## [Problem to solve]
Each entry is to be printed again word for word.

Page and application data records:
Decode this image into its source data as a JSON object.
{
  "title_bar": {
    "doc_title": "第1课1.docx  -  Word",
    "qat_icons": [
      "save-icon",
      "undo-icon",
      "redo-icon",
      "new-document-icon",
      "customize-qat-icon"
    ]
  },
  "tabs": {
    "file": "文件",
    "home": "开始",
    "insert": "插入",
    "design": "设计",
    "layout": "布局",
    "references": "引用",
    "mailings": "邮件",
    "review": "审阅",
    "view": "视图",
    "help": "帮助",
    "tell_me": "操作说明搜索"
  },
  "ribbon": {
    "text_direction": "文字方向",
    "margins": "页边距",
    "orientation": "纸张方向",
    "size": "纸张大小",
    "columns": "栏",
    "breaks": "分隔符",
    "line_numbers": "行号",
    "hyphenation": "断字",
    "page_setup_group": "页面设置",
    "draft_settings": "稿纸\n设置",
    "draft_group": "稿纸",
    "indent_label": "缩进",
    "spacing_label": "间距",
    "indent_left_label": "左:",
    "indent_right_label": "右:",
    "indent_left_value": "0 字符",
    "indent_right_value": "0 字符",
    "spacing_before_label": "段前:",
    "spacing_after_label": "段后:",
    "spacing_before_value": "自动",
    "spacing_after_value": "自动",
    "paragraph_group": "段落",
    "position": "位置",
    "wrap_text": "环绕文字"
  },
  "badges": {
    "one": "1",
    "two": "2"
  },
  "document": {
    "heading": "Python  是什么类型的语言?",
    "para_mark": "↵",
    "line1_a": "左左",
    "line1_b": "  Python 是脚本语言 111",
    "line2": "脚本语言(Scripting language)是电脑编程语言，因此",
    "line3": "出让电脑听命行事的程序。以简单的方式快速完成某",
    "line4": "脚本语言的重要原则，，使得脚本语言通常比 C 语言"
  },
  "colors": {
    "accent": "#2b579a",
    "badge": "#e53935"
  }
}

## [Solution for this task]
Decode this image into its source data as a JSON object.
{
  "title_bar": {
    "doc_title": "第1课1.docx  -  Word",
    "qat_icons": [
      "save-icon",
      "undo-icon",
      "redo-icon",
      "new-document-icon",
      "customize-qat-icon"
    ]
  },
  "tabs": {
    "file": "文件",
    "home": "开始",
    "insert": "插入",
    "design": "设计",
    "layout": "布局",
    "references": "引用",
    "mailings": "邮件",
    "review": "审阅",
    "view": "视图",
    "help": "帮助",
    "tell_me": "操作说明搜索"
  },
  "ribbon": {
    "text_direction": "文字方向",
    "margins": "页边距",
    "orientation": "纸张方向",
    "size": "纸张大小",
    "columns": "栏",
    "breaks": "分隔符",
    "line_numbers": "行号",
    "hyphenation": "断字",
    "page_setup_group": "页面设置",
    "draft_settings": "稿纸\n设置",
    "draft_group": "稿纸",
    "indent_label": "缩进",
    "spacing_label": "间距",
    "indent_left_label": "左:",
    "indent_right_label": "右:",
    "indent_left_value": "0 字符",
    "indent_right_value": "0 字符",
    "spacing_before_label": "段前:",
    "spacing_after_label": "段后:",
    "spacing_before_value": "自动",
    "spacing_after_value": "自动",
    "paragraph_group": "段落",
    "position": "位置",
    "wrap_text": "环绕文字"
  },
  "badges": {
    "one": "1",
    "two": "2"
  },
  "document": {
    "heading": "Python  是什么类型的语言?",
    "para_mark": "↵",
    "line1_a": "左左",
    "line1_b": "  Python 是脚本语言 111",
    "line2": "脚本语言(Scripting language)是电脑编程语言，因此",
    "line3": "出让电脑听命行事的程序。以简单的方式快速完成某",
    "line4": "脚本语言的重要原则，，使得脚本语言通常比 C 语言"
  },
  "colors": {
    "accent": "#2b579a",
    "badge": "#e53935"
  }
}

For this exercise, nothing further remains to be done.